But like a big red rose thats’ made of paper
There isnt any sweetness in your heart
Oh how real those roses seem to be
But there only imitation like your imitation love
PAPER ROSES – FACTS ABOUT THE SONG
“Paper Roses” is a popular song written by Fred Spielman and Janice Torre which was a hit first in 1960 for Anita Bryant and later for Marie Osmond in 1973.
Anita Bryant’s version of “Paper Roses” was originally released in 1960 as a single b/w “Mixed Emotions” (Carlton 528) and was the opening track on her 1961 album Hear Anita Bryant In Your Home Tonight! (Carlton STLP 12/127), recorded in “Provocative Stereo.” “Paper Roses” was Bryant’s biggest hit on the Billboard Pop chart, peaking at No. 5 in 1960. Bryant continued to release singles following “Paper Roses”‘ success. Although Bryant had hits that reached the Top 40 again, she never had another hit as big as “Paper Roses.”
Bryant would later go on to be the spokesperson for an orange juice company, as well as lead anti-gay campaigns throughout much of the 1970s.
The Osmonds’ Version
In 1973, Olive Marie Osmond’s brothers, The Osmonds, were already well-established as stars in the pop music world and as teen idols (especially Donny). The Osmonds’ management convinced Marie to try her hand at singing as well, and soon she was performing with her brothers on tour, but not officially a member. When Marie began to record, she took a different tack from her brothers musically: she decided to try to make it big in Country Music. She was soon signed to MGM Records in Los Angeles, California.
Mike Curb, who had overseen Donny Osmond’s solo hit covers of oldies like “Go Away Little Girl,” “Puppy Love,” “Sweet and Innocent,” and “Hey Girl,” used the same approach with Marie. According to Curb in the book Billboard’s Hottest Hot 100 Hits by Fred Bronson, when Curb was looking for country songs for Marie to record for her first album, Sonny James suggested that Marie sing “Paper Roses.”

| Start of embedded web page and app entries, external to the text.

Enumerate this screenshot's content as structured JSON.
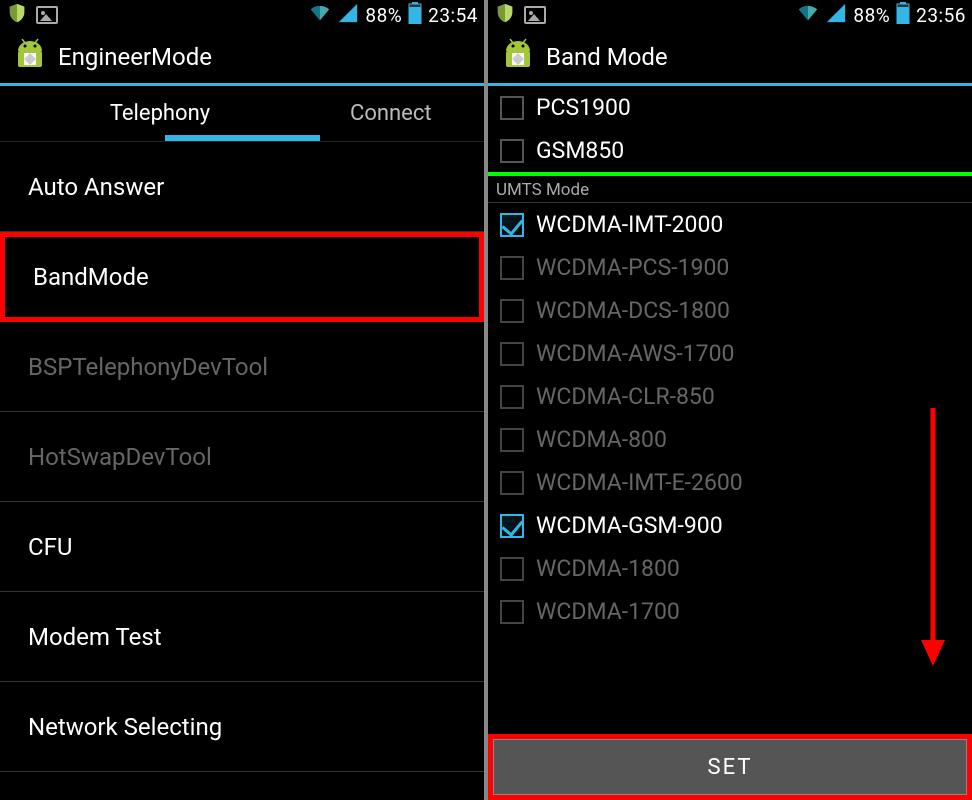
{
  "left": {
    "statusbar": {
      "battery": "88%",
      "time": "23:54"
    },
    "title": "EngineerMode",
    "tabs": {
      "active": "Telephony",
      "next": "Connect"
    },
    "items": [
      {
        "label": "Auto Answer",
        "disabled": false,
        "highlight": false
      },
      {
        "label": "BandMode",
        "disabled": false,
        "highlight": true
      },
      {
        "label": "BSPTelephonyDevTool",
        "disabled": true,
        "highlight": false
      },
      {
        "label": "HotSwapDevTool",
        "disabled": true,
        "highlight": false
      },
      {
        "label": "CFU",
        "disabled": false,
        "highlight": false
      },
      {
        "label": "Modem Test",
        "disabled": false,
        "highlight": false
      },
      {
        "label": "Network Selecting",
        "disabled": false,
        "highlight": false
      }
    ]
  },
  "right": {
    "statusbar": {
      "battery": "88%",
      "time": "23:56"
    },
    "title": "Band Mode",
    "gsm_items": [
      {
        "label": "PCS1900",
        "checked": false,
        "disabled": false
      },
      {
        "label": "GSM850",
        "checked": false,
        "disabled": false
      }
    ],
    "umts_header": "UMTS Mode",
    "umts_items": [
      {
        "label": "WCDMA-IMT-2000",
        "checked": true,
        "disabled": false
      },
      {
        "label": "WCDMA-PCS-1900",
        "checked": false,
        "disabled": true
      },
      {
        "label": "WCDMA-DCS-1800",
        "checked": false,
        "disabled": true
      },
      {
        "label": "WCDMA-AWS-1700",
        "checked": false,
        "disabled": true
      },
      {
        "label": "WCDMA-CLR-850",
        "checked": false,
        "disabled": true
      },
      {
        "label": "WCDMA-800",
        "checked": false,
        "disabled": true
      },
      {
        "label": "WCDMA-IMT-E-2600",
        "checked": false,
        "disabled": true
      },
      {
        "label": "WCDMA-GSM-900",
        "checked": true,
        "disabled": false
      },
      {
        "label": "WCDMA-1800",
        "checked": false,
        "disabled": true
      },
      {
        "label": "WCDMA-1700",
        "checked": false,
        "disabled": true
      }
    ],
    "set_button": "SET"
  },
  "colors": {
    "holo_blue": "#33b5e5",
    "highlight": "#ff0000",
    "divider_green": "#00ff00"
  }
}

“Paper Roses” was the first song recorded by Marie, and also her first single release. The single was released in August 1973. MGM promoted the single first to country radio, and received a favorable reaction to the song from radio stations and disc jockeys. Soon the song became a hit for Osmond, going all the way to #1 on the Country charts. Before long, the song crossed over to pop radio as well, becoming a #5 Pop and #1 Easy Listening singles hit. The album and single both received Gold certifications in the United States.
In the United Kingdom, where Osmond-mania was just as strong (if not stronger) than in the United States, “Paper Roses” climbed all the way to #2 on the pop charts.
Marie followed up the success of “Paper Roses” with a cover of another Anita Bryant hit from 1960, “In My Little Corner of the World,” but it didn’t fare as well, reaching only #33 Country and “Bubbling Under” the pop charts.
Marie re-recorded “Paper Roses” with the same producer and in the same studio for her 1990 The Best of Marie Osmond greatest hits album on Curb Records because her record label at the time did not have the rights to include the original recording.